I knew I had to do something to take away their fears.
“You take that back!” I said with fists clenched, ready for a fight,
When teacher intervened and said “Now, boys, this isn’t right.
On Christmas we all celebrate the birth of Christ the King,
George, you say you’re sorry and we’ll all forget this thing.”
Then teacher told a story, while we cut and pasted rings,
As we made a garland for our tree, she told of many things,
Of the birth of one small baby, in a manger far away,
And how folks far away and near remember Him on this day.
She told about Saint Nicholas who filled the wooden shoes,
Of all the good Dutch boys and girls to remember this Good News,
She said how now, we all remember Jesus in this way,
And all of us remember Him on every Christmas Day.
The big boy, George, he was abashed, and said he didn’t mean it,
But he had no ma or pa and no Santa Claus would visit;
He lived with one old aunt who had no time for foolishness,

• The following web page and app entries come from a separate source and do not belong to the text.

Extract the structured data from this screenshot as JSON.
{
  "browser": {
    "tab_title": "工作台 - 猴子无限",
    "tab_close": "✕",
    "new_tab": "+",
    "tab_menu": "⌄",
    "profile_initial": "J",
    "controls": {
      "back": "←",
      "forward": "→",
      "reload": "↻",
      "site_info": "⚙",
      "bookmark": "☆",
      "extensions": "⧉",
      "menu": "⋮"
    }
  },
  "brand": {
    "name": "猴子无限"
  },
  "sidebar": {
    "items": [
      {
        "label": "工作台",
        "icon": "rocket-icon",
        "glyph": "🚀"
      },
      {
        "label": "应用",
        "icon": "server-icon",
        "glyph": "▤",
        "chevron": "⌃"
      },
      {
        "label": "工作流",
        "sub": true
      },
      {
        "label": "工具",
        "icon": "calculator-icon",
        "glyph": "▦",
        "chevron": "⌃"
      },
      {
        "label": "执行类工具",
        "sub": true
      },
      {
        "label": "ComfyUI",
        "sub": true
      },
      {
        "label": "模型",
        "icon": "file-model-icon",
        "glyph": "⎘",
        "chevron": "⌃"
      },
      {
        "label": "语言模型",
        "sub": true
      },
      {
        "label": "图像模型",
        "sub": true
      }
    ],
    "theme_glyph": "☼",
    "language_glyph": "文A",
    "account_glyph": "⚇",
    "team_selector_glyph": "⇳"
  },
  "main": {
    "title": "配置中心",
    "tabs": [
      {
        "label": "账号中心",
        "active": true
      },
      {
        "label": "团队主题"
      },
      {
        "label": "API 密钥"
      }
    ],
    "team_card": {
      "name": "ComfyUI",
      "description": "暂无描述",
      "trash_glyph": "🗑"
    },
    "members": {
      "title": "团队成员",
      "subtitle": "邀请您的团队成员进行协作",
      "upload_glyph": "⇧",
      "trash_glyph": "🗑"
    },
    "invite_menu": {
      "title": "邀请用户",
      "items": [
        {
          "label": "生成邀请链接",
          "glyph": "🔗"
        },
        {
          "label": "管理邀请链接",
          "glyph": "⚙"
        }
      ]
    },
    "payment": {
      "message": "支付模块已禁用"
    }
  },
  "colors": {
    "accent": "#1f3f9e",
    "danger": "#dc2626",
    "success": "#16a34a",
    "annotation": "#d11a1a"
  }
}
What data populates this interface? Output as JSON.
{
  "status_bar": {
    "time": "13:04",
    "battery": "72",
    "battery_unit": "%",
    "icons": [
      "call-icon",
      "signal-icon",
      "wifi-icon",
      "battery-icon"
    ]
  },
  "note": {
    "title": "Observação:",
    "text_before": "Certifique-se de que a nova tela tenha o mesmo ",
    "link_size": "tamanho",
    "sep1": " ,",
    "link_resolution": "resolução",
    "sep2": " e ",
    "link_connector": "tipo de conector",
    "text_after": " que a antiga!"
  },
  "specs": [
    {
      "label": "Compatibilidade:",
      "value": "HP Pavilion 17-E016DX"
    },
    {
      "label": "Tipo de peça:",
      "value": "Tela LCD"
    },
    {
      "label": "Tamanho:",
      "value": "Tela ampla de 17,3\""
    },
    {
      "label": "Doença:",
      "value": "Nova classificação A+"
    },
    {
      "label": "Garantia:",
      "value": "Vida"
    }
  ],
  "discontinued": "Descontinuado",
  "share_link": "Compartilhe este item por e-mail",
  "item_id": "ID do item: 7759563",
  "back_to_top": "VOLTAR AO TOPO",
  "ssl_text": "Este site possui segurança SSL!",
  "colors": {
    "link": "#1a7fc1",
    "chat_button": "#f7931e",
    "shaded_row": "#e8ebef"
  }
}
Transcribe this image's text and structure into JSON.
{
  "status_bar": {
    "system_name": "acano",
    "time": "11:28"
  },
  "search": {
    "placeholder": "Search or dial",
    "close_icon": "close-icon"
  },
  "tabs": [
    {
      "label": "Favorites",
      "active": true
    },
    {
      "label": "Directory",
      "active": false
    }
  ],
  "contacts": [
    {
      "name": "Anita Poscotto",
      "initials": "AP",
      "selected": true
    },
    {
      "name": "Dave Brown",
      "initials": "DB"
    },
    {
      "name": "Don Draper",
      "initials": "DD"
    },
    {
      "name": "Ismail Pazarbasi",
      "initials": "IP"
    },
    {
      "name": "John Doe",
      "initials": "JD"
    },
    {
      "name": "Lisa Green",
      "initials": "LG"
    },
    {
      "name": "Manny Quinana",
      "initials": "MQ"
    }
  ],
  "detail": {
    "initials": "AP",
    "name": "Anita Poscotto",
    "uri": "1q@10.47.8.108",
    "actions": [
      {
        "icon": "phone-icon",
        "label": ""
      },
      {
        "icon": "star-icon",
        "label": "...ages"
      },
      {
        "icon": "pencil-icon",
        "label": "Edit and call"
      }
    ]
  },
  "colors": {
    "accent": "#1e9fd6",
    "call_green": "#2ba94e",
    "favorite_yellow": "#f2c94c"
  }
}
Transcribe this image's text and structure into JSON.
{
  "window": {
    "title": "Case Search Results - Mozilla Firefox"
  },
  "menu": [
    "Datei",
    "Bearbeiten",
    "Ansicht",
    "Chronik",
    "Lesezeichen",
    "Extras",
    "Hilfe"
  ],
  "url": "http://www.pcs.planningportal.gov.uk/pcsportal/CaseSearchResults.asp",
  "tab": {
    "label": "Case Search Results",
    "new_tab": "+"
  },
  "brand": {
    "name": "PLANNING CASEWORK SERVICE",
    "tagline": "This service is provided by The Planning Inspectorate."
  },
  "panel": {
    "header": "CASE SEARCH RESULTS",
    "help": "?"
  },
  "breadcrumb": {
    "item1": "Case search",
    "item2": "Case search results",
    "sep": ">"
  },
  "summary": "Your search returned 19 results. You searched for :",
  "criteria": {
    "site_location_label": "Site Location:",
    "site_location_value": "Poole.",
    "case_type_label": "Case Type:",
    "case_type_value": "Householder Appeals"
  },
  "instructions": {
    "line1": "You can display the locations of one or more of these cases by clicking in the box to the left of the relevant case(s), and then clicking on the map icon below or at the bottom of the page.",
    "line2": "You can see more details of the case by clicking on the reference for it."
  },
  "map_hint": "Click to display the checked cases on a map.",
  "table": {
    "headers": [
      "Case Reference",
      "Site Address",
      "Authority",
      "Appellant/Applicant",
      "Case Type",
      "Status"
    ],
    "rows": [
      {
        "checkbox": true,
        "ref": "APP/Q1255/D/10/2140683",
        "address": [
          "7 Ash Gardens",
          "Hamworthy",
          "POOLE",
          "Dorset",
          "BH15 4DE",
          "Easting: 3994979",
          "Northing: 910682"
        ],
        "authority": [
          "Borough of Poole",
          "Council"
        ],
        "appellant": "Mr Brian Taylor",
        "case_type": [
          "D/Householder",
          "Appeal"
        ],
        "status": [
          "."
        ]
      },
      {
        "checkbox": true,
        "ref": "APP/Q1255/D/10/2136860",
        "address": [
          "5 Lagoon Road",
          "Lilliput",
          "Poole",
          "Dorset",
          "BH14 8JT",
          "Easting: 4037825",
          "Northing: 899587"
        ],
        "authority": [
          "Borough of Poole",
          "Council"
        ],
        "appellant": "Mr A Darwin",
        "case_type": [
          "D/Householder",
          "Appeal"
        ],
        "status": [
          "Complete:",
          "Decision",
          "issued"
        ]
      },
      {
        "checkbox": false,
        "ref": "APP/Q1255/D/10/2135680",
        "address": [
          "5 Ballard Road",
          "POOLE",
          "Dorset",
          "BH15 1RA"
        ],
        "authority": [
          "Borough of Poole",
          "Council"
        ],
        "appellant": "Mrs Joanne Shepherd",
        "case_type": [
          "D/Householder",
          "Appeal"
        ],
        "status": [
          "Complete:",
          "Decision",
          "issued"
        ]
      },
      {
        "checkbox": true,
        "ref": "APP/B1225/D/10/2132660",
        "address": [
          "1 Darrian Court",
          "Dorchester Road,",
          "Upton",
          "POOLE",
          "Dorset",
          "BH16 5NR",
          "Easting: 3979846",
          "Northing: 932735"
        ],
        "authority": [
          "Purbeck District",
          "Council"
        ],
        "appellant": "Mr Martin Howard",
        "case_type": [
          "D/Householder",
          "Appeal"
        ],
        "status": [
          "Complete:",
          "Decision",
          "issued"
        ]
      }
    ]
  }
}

No time for trees or holly, for Santa Claus or Christmas.
On Christmas Eve our families came and crowded in the room,
We’d cleaned our desks, the blackboard, and candles chased off gloom,
Then Santa came and brought a sack, and we all lined up to get
A little bag of peppermints, a night we’d not forget.
When all the candy had been passed out, Santa stood upright
And asked, “I wonder if a boy named George is here tonight?”
George came forward and I noticed that his face had turned beet red;
As he said “I’m sorry, Santa, I really didn’t mean to be so bad.”
“Oh, I know that!” Santa laughed, “Why, I know what’s good and true,
There’s just one gift I have to give, and George this one’s for you!”
And from his burlap bag, he reached and handed George a box;
George opened it and all of us heard him gasp with shock;
Inside the box there was a very fine Swiss army knife;
George’s eyes lit up with wonder, “I’ve wanted one all my life,
But,” he said, “I never told this to a single living soul!”
Santa patted him on his shoulder and said “Oh, George, I know!”
We all shed tears and teacher said “Let us sing a song of praise,
That we all remember this night all our living days.”
And so we sang, then hurried home in the cold night with elation,
Before we left, I heard my ma extend a special invitation.
George said he didn’t think his aunt ever would agree,
Ma said “I won’t take no for an answer; dinner is at three.”
And so next day, George and his aunt and our teacher came for dinner,
That all of us told mama was so fine and sure a winner.
In the parlor there were presents for sis and George and me,
Scarves and mittens ma had stitched and it was plain to see
That no one had done this much for George in all his sorry life,
“Scarves and mittens!” George exclaimed, “And a fine Swiss Army knife!”
We all sipped hot tea with cookies ma had baked, just for this day,
And our guests all carried home tins of cookies wrapped so gay,
Before we went to bed that night, I heard my mother whisper,
“You dear old Claus, I do believe, I’d like to kiss your whiskers!”
Years later, when my pa was old frail and could not see,
I ventured then to ask him what had long been bothering me,
“How could you know,” I asked him, “About George and that army knife?”
“Because,” he said, “I wanted one, most of my own life.”
George married my kid sister and they have a bunch of boys;
Their farm is off in Kansas and sis tells me it’s a joy,
For George just loves his rowdy bunch, for them he’d give his life,
And every one of those young boys owns a fine Swiss Army knife.
–Sandra Lee Smith, 2010
(*This was a poem I wrote in a small collection of poems called An American Childhood, for my poetry club in 2010. Then my Canadian girlfriend, Doreen, took all of the American Childhood poetry and put it together with illustrations and one of her own poems, and compiled a booklet titled MAMA IN THE KITCHEN/AN AMERICAN CHILDHOOD, 1900, RECEIPTS AND VERSE WRITTEN BY SANDRA LEE SMITH).